and search NHTSA-2006-26555.

Despite concerns that a weakening economy combined with ever-increasing fuel prices would push safety to the bottom of the list for commercial motor vehicle fleets, a recent check on the industry shows the lowest rate of out-of-service vehicles in two decades.

“This rate (23.9 percent vehicle out-of-service rate for Level I Inspections) is the principal barometer used to measure compliance, and it is the lowest we’ve seen in the 21-year history of Roadcheck,” says Stephen Campbell, executive director of the Commercial Vehicle Safety Alliance. “It is clear the safety message is being heard and that the increased enforcement presence is making a difference.”

CVSA sponsors Roadcheck each year with the Federal Motor Carrier Safety Administration, Canadian Council of Motor Transport Administrators, Transport Canada and the Secretariat of Communications and Transportation (Mexico). From June 3 to June 5, 9,148 CVSA- and FMCSA-certified inspectors at 1,683 locations across North America performed 67,931 truck and bus inspections; 52,345 of the total were North American Standard Level I inspections, the most comprehensive roadside inspection. Both the total number of inspections and Level I inspections were records for the annual Roadcheck event; 2008 saw lower out-of-service rates for most vehicle and driver types.

For drivers, the 5.3 percent overall out-of-service rate was a 14.5 percent improvement over last year’s rate. Of those placed out of service, 55.6 percent were due to hours-of-service compliance. That’s an improvement over the 66.3 percent in 2007. Also, 3.8 percent of all drivers inspected in 2008 were placed out of service for an HOS violation, down from 4.9 percent last year.

Despite some positive trends, the number of safety-belt violations rose significantly this year – from 829 in 2007 to 1,226 this year. Brakes continue to be the dominant vehicle out-of-service defect, comprising 52.6 percent of the total vehicle defects. The percentage of vehicle out-of-service defects that were brake-related has declined in recent years, down from a high of 56.6 percent in 2004.

For more information on Roadcheck 2008, visit

Preventable or not: Doe gets red hot under the bridge
Ensconced comfortably behind the wheel of his tractor-trailer, John Doe maintained a sedate 25 mph on sun-drenched Main Street in Paducah, Ky., while listening intently to fellow trucker Sidney “Dude” Goocher’s Channel 19 recitation of the Federal Highway Administration’s fascinatingly inscrutable definition of interstate commerce, which he’d gleefully downloaded the previous evening.

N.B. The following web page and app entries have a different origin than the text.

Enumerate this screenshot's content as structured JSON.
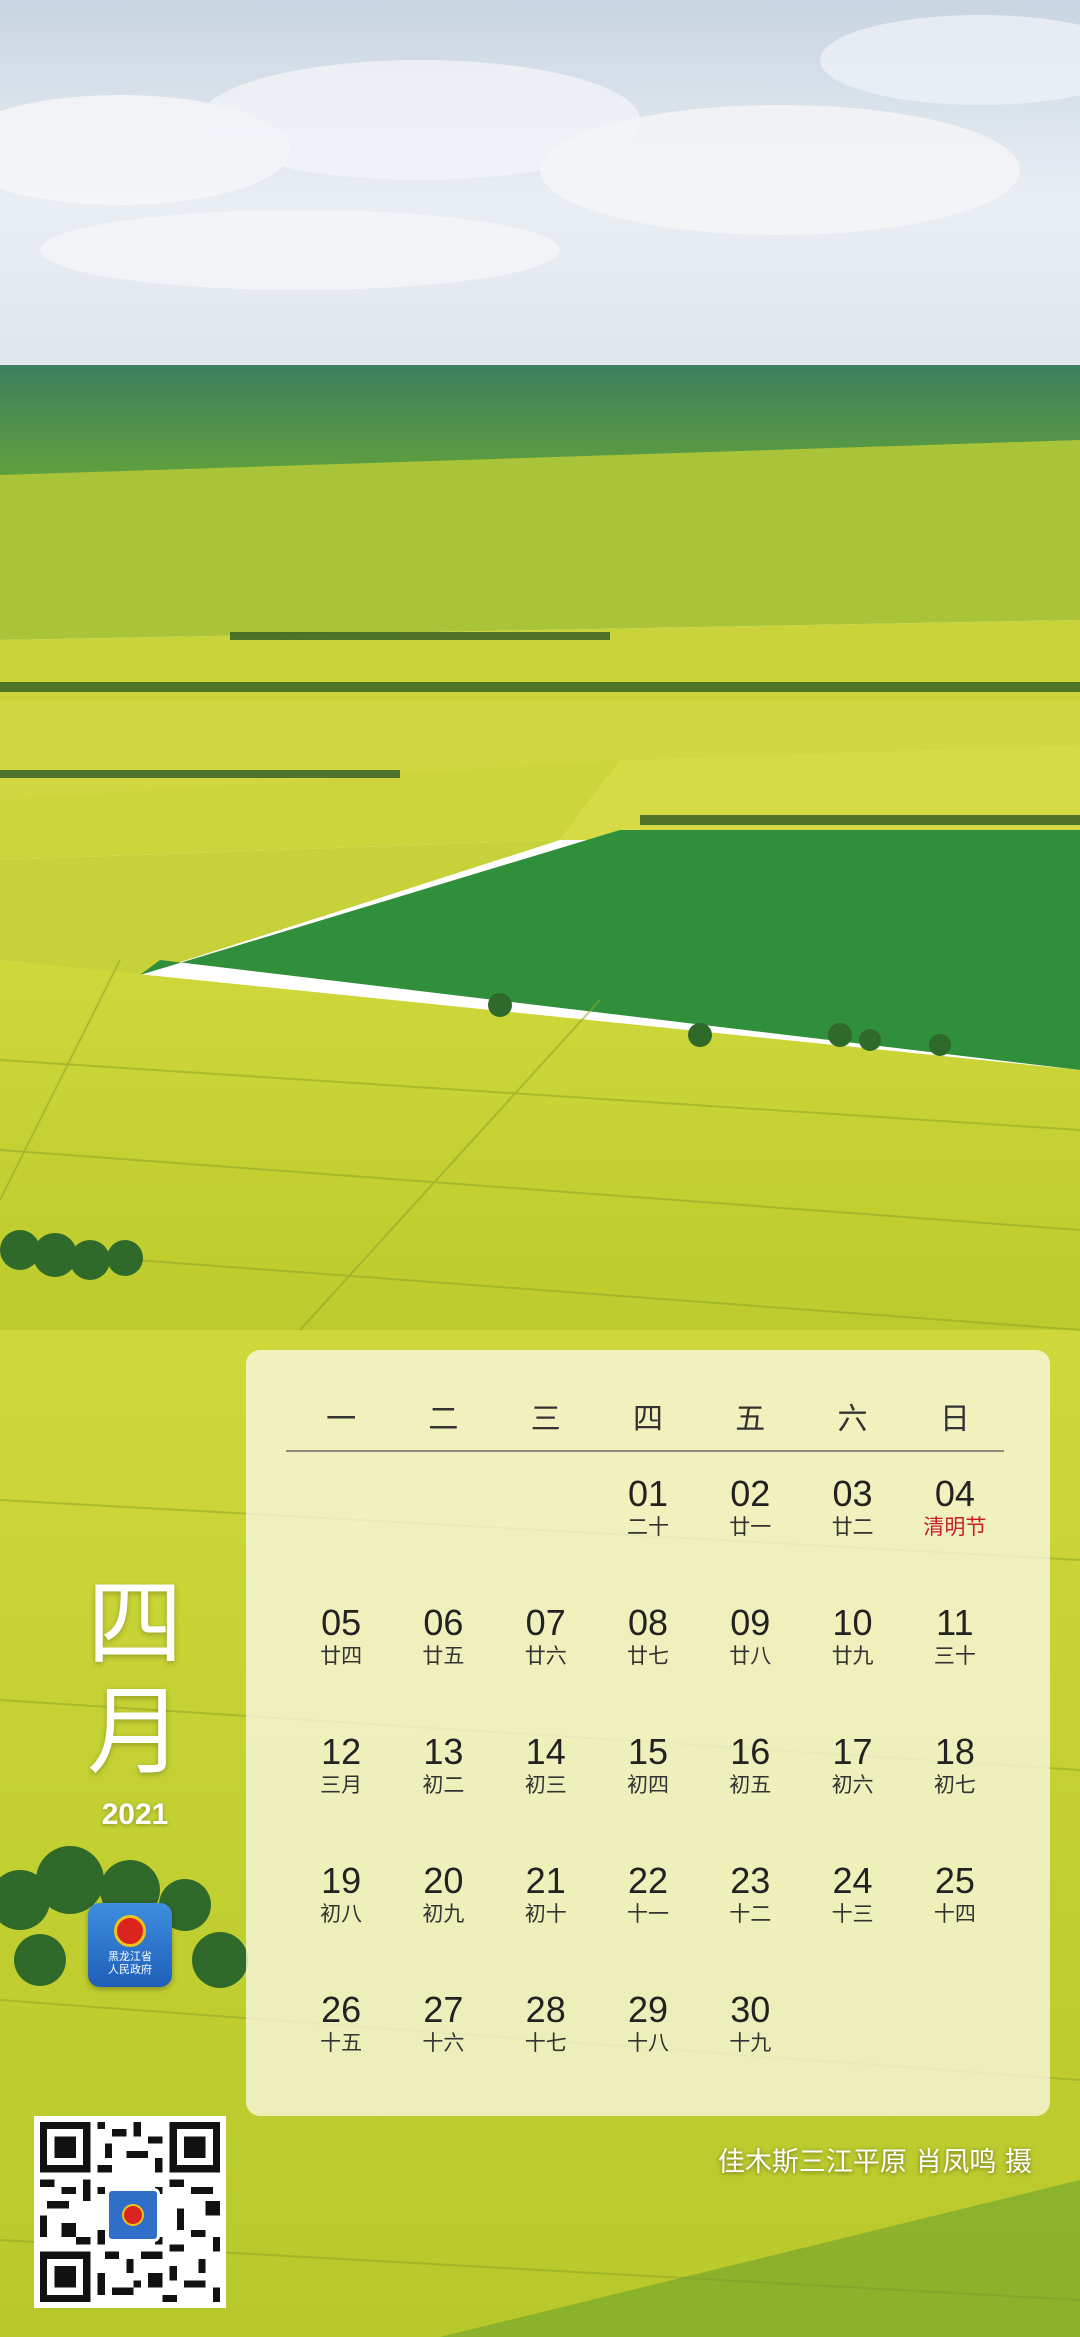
{
  "month": {
    "chars": [
      "四",
      "月"
    ],
    "year": "2021"
  },
  "gov_logo": {
    "line1": "黑龙江省",
    "line2": "人民政府"
  },
  "calendar": {
    "weekdays": [
      "一",
      "二",
      "三",
      "四",
      "五",
      "六",
      "日"
    ],
    "leading_blanks": 3,
    "days": [
      {
        "num": "01",
        "lunar": "二十"
      },
      {
        "num": "02",
        "lunar": "廿一"
      },
      {
        "num": "03",
        "lunar": "廿二"
      },
      {
        "num": "04",
        "lunar": "清明节",
        "holiday": true
      },
      {
        "num": "05",
        "lunar": "廿四"
      },
      {
        "num": "06",
        "lunar": "廿五"
      },
      {
        "num": "07",
        "lunar": "廿六"
      },
      {
        "num": "08",
        "lunar": "廿七"
      },
      {
        "num": "09",
        "lunar": "廿八"
      },
      {
        "num": "10",
        "lunar": "廿九"
      },
      {
        "num": "11",
        "lunar": "三十"
      },
      {
        "num": "12",
        "lunar": "三月"
      },
      {
        "num": "13",
        "lunar": "初二"
      },
      {
        "num": "14",
        "lunar": "初三"
      },
      {
        "num": "15",
        "lunar": "初四"
      },
      {
        "num": "16",
        "lunar": "初五"
      },
      {
        "num": "17",
        "lunar": "初六"
      },
      {
        "num": "18",
        "lunar": "初七"
      },
      {
        "num": "19",
        "lunar": "初八"
      },
      {
        "num": "20",
        "lunar": "初九"
      },
      {
        "num": "21",
        "lunar": "初十"
      },
      {
        "num": "22",
        "lunar": "十一"
      },
      {
        "num": "23",
        "lunar": "十二"
      },
      {
        "num": "24",
        "lunar": "十三"
      },
      {
        "num": "25",
        "lunar": "十四"
      },
      {
        "num": "26",
        "lunar": "十五"
      },
      {
        "num": "27",
        "lunar": "十六"
      },
      {
        "num": "28",
        "lunar": "十七"
      },
      {
        "num": "29",
        "lunar": "十八"
      },
      {
        "num": "30",
        "lunar": "十九"
      }
    ]
  },
  "caption": "佳木斯三江平原  肖凤鸣 摄",
  "colors": {
    "holiday": "#c8202a",
    "panel": "#faf8e1",
    "sky": "#dfe7ef",
    "field_green": "#3f8f3a",
    "field_yellow": "#c9d634"
  }
}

“Interstate commerce is determined by the essential character of the movement, manifested by the shipper’s fixed and persistent intent at the time of shipment, and is ascertained from all of the facts and circumstances surrounding the transportation,” Goocher read. “Y’all got that, Johnny boy?”

“Clear as mud, Dude,” Doe responded. Darn! He’d just missed his turn for the delivery at Muffin Warehouse on Ferret Avenue! Hastily concluding his chat with Dude, Doe turned left at the next corner, onto a residential road, only to be faced by an underpass whose clearance was marked 13 feet, 1 inch. Although Doe’s trailer stood 13 feet tall, he proceeded under the bridge anyway, albeit with extreme caution, at a snail’s pace for several feet before